A superficial spray to the soil surface or the leaves of the plant is of little use.
Water the soil around the base of the plant.
Feel how wet the soil is with your finger and if the water has only soaked into the surface, water again.
For plants grown in rows, such as vegetables, a seep hose laid alongside the row, provides a steady trickle of water which will soak into the soil.
Any new plantings will need regular watering to keep them alive, so too hanging baskets and plants in containers.
Those in full sun will need daily attention.
Leafy vegetable crops such as lettuce and salad leaves need lots of water, as do developing pea pods and runner and French beans.
Rain water can be collected from the roofs of greenhouses, conservatories and even your house, by installing rain water diverters to down pipes and directing it into water butts.
On light, sandy soils incorporating organic matter, such as well rotted manure, mushroom compost or home-made compost, will help the soil keep hold of it water for longer.
If you’re preparing soil for planting into this autumn, it’s definitely worth considering.
What can help more immediately is a mulch – a layer of material such as bark chippings, gravel or home-made compost – spread over the soil surface, but make sure the soil is moist before you spread the mulch.
Hardy plants from the Mediterranean, southern Africa and California are adapted to withstand hot, dry conditions best.
Lavender, rosemary, cistus, perovskia and ceanothus have all coped at Clumber, so too plants with fleshy, succulent leaves like sedum.
In addition to saving water in the garden the tips above can help you save time, effort and money.
Most of us have a water meter and are charged for every drop that we use.
It’s also better for the environment, as tap water takes energy to produce and to pipe to your garden.
It is now August so sow Japanese onion varieties such as Senshyu Yellow which will over-winter and help fill the ‘onion gap’, in late June or early July after the onions in store have been used up, but before the main crop onions are ready.

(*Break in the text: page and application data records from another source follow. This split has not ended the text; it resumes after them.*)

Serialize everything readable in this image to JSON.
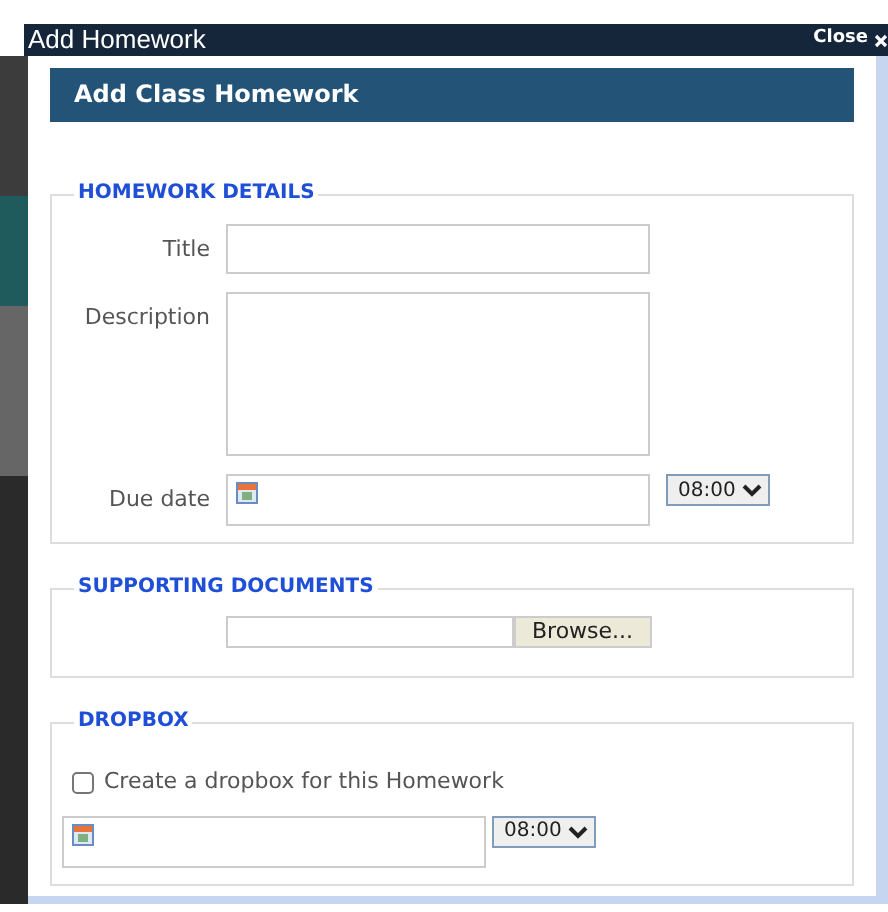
{
  "window": {
    "title": "Add Homework",
    "close_label": "Close"
  },
  "header": "Add Class Homework",
  "sections": [
    {
      "kind": "details",
      "legend": "HOMEWORK DETAILS",
      "fields": [
        {
          "kind": "text",
          "label": "Title"
        },
        {
          "kind": "textarea",
          "label": "Description"
        },
        {
          "kind": "datetime",
          "label": "Due date",
          "time": "08:00"
        }
      ]
    },
    {
      "kind": "upload",
      "legend": "SUPPORTING DOCUMENTS",
      "button": "Browse..."
    },
    {
      "kind": "dropbox",
      "legend": "DROPBOX",
      "checkbox": {
        "label": "Create a dropbox for this Homework",
        "checked": false
      },
      "time": "08:00"
    }
  ]
}
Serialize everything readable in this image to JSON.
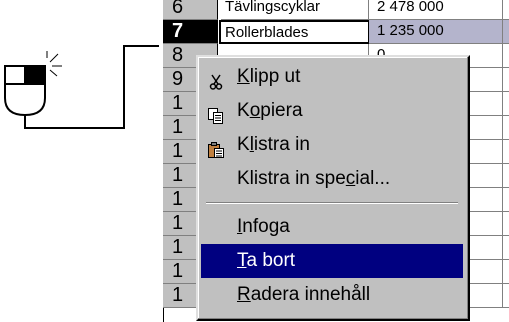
{
  "rows": [
    {
      "num": "6",
      "a": "Tävlingscyklar",
      "b": "2 478 000"
    },
    {
      "num": "7",
      "a": "Rollerblades",
      "b": "1 235 000"
    },
    {
      "num": "8",
      "a": "",
      "b": "0"
    },
    {
      "num": "9",
      "a": "",
      "b": ""
    },
    {
      "num": "1",
      "a": "",
      "b": ""
    },
    {
      "num": "1",
      "a": "",
      "b": ""
    },
    {
      "num": "1",
      "a": "",
      "b": ""
    },
    {
      "num": "1",
      "a": "",
      "b": ""
    },
    {
      "num": "1",
      "a": "",
      "b": ""
    },
    {
      "num": "1",
      "a": "",
      "b": ""
    },
    {
      "num": "1",
      "a": "",
      "b": ""
    },
    {
      "num": "1",
      "a": "",
      "b": ""
    },
    {
      "num": "1",
      "a": "",
      "b": ""
    }
  ],
  "selected_row": "7",
  "context_menu": {
    "items": [
      {
        "pre": "",
        "key": "K",
        "post": "lipp ut",
        "icon": "scissors-icon"
      },
      {
        "pre": "K",
        "key": "o",
        "post": "piera",
        "icon": "copy-icon"
      },
      {
        "pre": "K",
        "key": "l",
        "post": "istra in",
        "icon": "paste-icon"
      },
      {
        "pre": "Klistra in spe",
        "key": "c",
        "post": "ial...",
        "icon": ""
      },
      {
        "pre": "",
        "key": "I",
        "post": "nfoga",
        "icon": ""
      },
      {
        "pre": "",
        "key": "T",
        "post": "a bort",
        "icon": ""
      },
      {
        "pre": "",
        "key": "R",
        "post": "adera innehåll",
        "icon": ""
      }
    ],
    "highlighted_index": 5
  },
  "colors": {
    "menu_bg": "#c0c0c0",
    "highlight": "#000080",
    "selection": "#b4b4cc",
    "header_bg": "#c0c0c0"
  }
}
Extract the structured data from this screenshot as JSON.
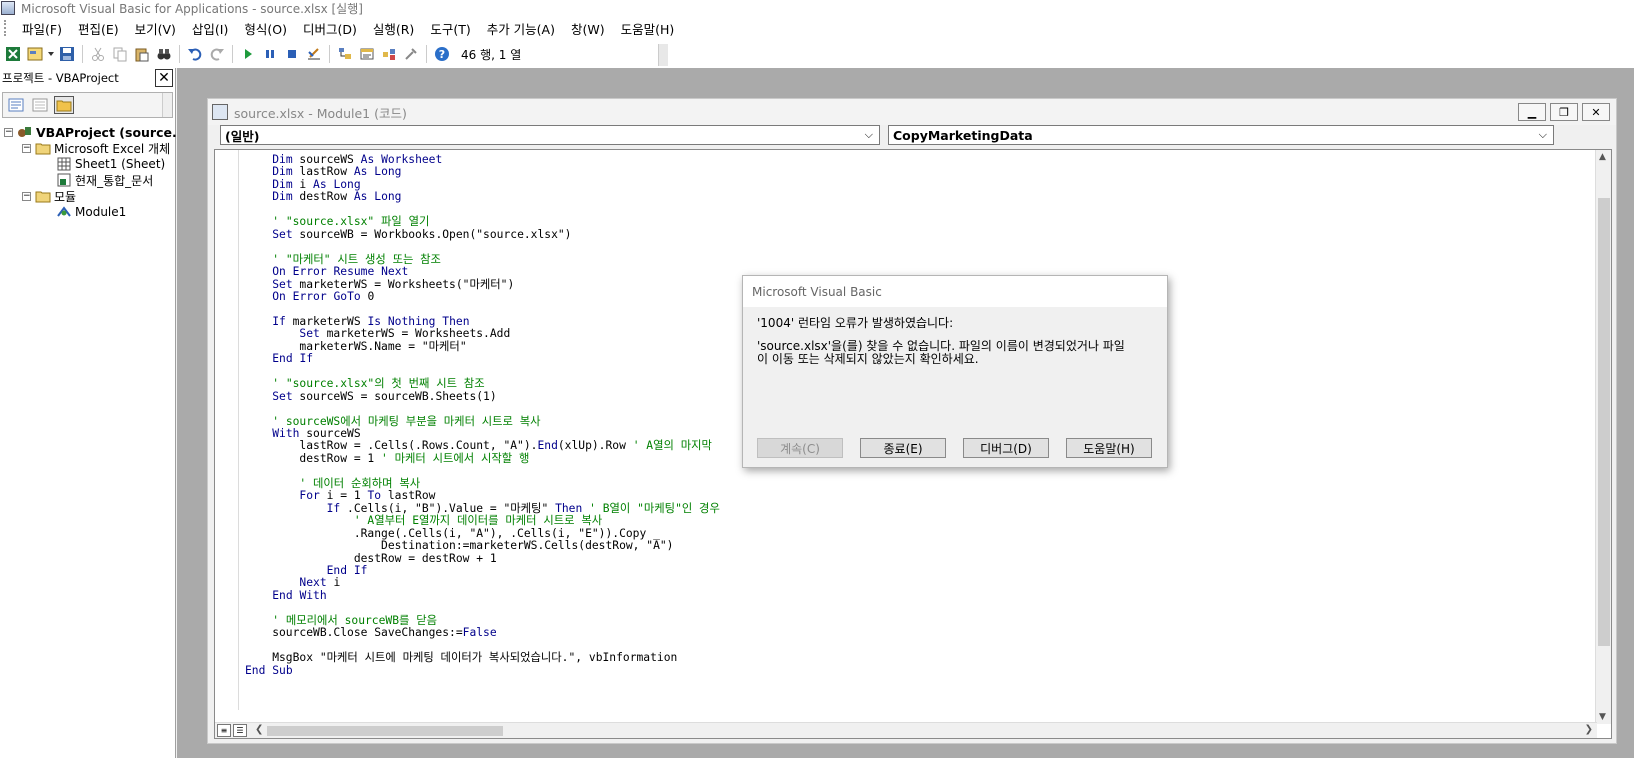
{
  "window": {
    "title": "Microsoft Visual Basic for Applications - source.xlsx [실행]"
  },
  "menu": [
    "파일(F)",
    "편집(E)",
    "보기(V)",
    "삽입(I)",
    "형식(O)",
    "디버그(D)",
    "실행(R)",
    "도구(T)",
    "추가 기능(A)",
    "창(W)",
    "도움말(H)"
  ],
  "toolbar": {
    "status": "46 행, 1 열"
  },
  "project": {
    "title": "프로젝트 - VBAProject",
    "tree": {
      "root": "VBAProject (source.",
      "excel_objects": "Microsoft Excel 개체",
      "sheet1": "Sheet1 (Sheet)",
      "thisworkbook": "현재_통합_문서",
      "modules": "모듈",
      "module1": "Module1"
    }
  },
  "codewin": {
    "title": "source.xlsx - Module1 (코드)",
    "object_combo": "(일반)",
    "proc_combo": "CopyMarketingData",
    "lines": [
      "    Dim sourceWS As Worksheet",
      "    Dim lastRow As Long",
      "    Dim i As Long",
      "    Dim destRow As Long",
      "",
      "    ' \"source.xlsx\" 파일 열기",
      "    Set sourceWB = Workbooks.Open(\"source.xlsx\")",
      "",
      "    ' \"마케터\" 시트 생성 또는 참조",
      "    On Error Resume Next",
      "    Set marketerWS = Worksheets(\"마케터\")",
      "    On Error GoTo 0",
      "",
      "    If marketerWS Is Nothing Then",
      "        Set marketerWS = Worksheets.Add",
      "        marketerWS.Name = \"마케터\"",
      "    End If",
      "",
      "    ' \"source.xlsx\"의 첫 번째 시트 참조",
      "    Set sourceWS = sourceWB.Sheets(1)",
      "",
      "    ' sourceWS에서 마케팅 부분을 마케터 시트로 복사",
      "    With sourceWS",
      "        lastRow = .Cells(.Rows.Count, \"A\").End(xlUp).Row ' A열의 마지막",
      "        destRow = 1 ' 마케터 시트에서 시작할 행",
      "",
      "        ' 데이터 순회하며 복사",
      "        For i = 1 To lastRow",
      "            If .Cells(i, \"B\").Value = \"마케팅\" Then ' B열이 \"마케팅\"인 경우",
      "                ' A열부터 E열까지 데이터를 마케터 시트로 복사",
      "                .Range(.Cells(i, \"A\"), .Cells(i, \"E\")).Copy _",
      "                    Destination:=marketerWS.Cells(destRow, \"A\")",
      "                destRow = destRow + 1",
      "            End If",
      "        Next i",
      "    End With",
      "",
      "    ' 메모리에서 sourceWB를 닫음",
      "    sourceWB.Close SaveChanges:=False",
      "",
      "    MsgBox \"마케터 시트에 마케팅 데이터가 복사되었습니다.\", vbInformation",
      "End Sub"
    ]
  },
  "dialog": {
    "title": "Microsoft Visual Basic",
    "error": "'1004' 런타임 오류가 발생하였습니다:",
    "message_line1": "'source.xlsx'을(를) 찾을 수 없습니다. 파일의 이름이 변경되었거나 파일",
    "message_line2": "이 이동 또는 삭제되지 않았는지 확인하세요.",
    "buttons": {
      "continue": "계속(C)",
      "end": "종료(E)",
      "debug": "디버그(D)",
      "help": "도움말(H)"
    }
  },
  "colors": {
    "keyword": "#00008b",
    "comment": "#008000",
    "mdi_background": "#aaaaaa"
  }
}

Keep dead-heading faded flowers and trim beech, yew and Leyland cypress hedges.
Propagate tender perennials such as penstemons, fuchsias, pelargoniums and osteospermums.